My Journey of Overcoming Binge Eating

This article is written by a student writer from the Her Campus at Bryn Mawr chapter.

My first semester at Bryn Mawr was hectic. For no reason, or for any reason, I was stressed. The new environment was overwhelming, and I turned to food to feel better, only to feel worse by the end of the day. Going to the gym was a chore and a punishment to get rid of my guilt for having an unhealthy lifestyle. This routine went on for the entire fall semester of my freshman year.

Then, winter break came. Being out of school with much more time to reflect on myself, I realized how unsatisfied I was with my life. Although I was still binge eating, I didn’t even get much instant gratification out of eating, either. It had just become my habit. So I promised myself to reflect on my diet more honestly, then slowly improve my unhealthy relationship with food. 

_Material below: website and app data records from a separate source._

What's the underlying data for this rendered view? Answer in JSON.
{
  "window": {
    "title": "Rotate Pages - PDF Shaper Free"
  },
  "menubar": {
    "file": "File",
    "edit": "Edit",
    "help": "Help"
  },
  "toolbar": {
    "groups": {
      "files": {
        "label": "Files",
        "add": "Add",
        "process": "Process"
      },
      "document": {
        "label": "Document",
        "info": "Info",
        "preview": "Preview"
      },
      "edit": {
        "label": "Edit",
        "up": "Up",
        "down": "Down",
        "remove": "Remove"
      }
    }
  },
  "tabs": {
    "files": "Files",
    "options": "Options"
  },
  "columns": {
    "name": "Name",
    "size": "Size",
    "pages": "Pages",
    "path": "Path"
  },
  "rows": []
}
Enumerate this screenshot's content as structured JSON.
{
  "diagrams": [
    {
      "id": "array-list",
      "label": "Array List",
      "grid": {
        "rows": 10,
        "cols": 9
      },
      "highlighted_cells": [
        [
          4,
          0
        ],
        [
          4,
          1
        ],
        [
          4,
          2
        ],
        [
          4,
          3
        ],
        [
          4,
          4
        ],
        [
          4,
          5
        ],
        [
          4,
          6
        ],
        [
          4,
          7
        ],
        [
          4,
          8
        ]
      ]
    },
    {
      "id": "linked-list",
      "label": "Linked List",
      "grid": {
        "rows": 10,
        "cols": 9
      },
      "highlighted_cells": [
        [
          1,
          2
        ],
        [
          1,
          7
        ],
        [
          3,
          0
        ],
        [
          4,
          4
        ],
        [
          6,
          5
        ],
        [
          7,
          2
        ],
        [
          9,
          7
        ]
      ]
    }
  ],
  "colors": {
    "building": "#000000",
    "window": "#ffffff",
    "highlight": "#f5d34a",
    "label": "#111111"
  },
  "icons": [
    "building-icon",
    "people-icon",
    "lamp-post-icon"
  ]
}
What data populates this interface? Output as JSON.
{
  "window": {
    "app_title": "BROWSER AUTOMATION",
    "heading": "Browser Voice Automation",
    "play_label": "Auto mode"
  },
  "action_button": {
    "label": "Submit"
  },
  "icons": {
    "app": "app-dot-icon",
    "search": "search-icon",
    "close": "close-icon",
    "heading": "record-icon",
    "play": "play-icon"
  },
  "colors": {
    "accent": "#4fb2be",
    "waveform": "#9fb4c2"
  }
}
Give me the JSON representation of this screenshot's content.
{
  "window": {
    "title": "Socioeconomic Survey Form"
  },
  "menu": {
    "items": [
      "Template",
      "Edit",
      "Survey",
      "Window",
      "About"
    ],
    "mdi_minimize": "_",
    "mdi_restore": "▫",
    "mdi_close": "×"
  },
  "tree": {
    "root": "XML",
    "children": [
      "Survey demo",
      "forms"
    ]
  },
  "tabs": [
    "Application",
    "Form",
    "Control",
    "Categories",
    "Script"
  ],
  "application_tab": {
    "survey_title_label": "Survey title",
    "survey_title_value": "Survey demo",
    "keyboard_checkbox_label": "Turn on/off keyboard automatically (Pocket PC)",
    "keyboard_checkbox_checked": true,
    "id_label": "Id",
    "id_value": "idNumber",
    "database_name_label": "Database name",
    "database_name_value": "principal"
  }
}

First, I simply wrote down what I ate every day. Before, I was dishonest to myself about my food intake. Whenever I would overeat, I told myself “it’s fine”, yet felt so guilty by the end of the day because I was extremely bloated. Food journaling helped this unconscious diet. After I started to journal, I was much more aware and was able to adjust my meals to a better portion and better macronutrients. Food is so important. It not only gives energy to our body to function, but it also affects our hormones. Reflecting on what I eat, how much I eat, and how I feel by the end of the day has helped dramatically in improving my unconscious binge eating.

Also, slowly eating less processed food and transitioning to natural food helped my overeating. I know it sounds hard, and I’m not gonna lie, it was so challenging! But that’s why I didn’t drastically stop eating processed, salty and sugary food. When I tried to cut it out of my diet entirely, I found myself overeating the next few days out of more stress and more hunger for those foods. Instead, I ate alternatives to unhealthier meals. Rather than buying sugary fruit juice, I made my own smoothie with veggies and fruits of my choice. I still eat chips and ice cream, but I eat much less often and in much smaller portions.

Ultimately, my journey has more to do with being comfortable with my eating habits than anything else. When I used to binge eat, I wanted to hide what I ate and how much I ate from others because I was so ashamed. Now, I am aware of my diet and am working slowly to eat healthier, so my shame has gone away. My body is fueled by a good balance of healthy meals and comfort food. 

Although I still slip up sometimes, binge eating is not my habit anymore. I’m proud of how comfortable I am with eating. I hope many of you all can build healthy relationships with food instead of feeling guilty or ashamed of what you eat.

Yeri Lee

Bryn Mawr '23

I'm an international student studying philosophy and sociology from Korea at Bryn Mawr College. I listen to K-hiphop the most (but also enjoy Frank Sinatra, Queen, etc). Talk to me all day about current events, philosophy, and history!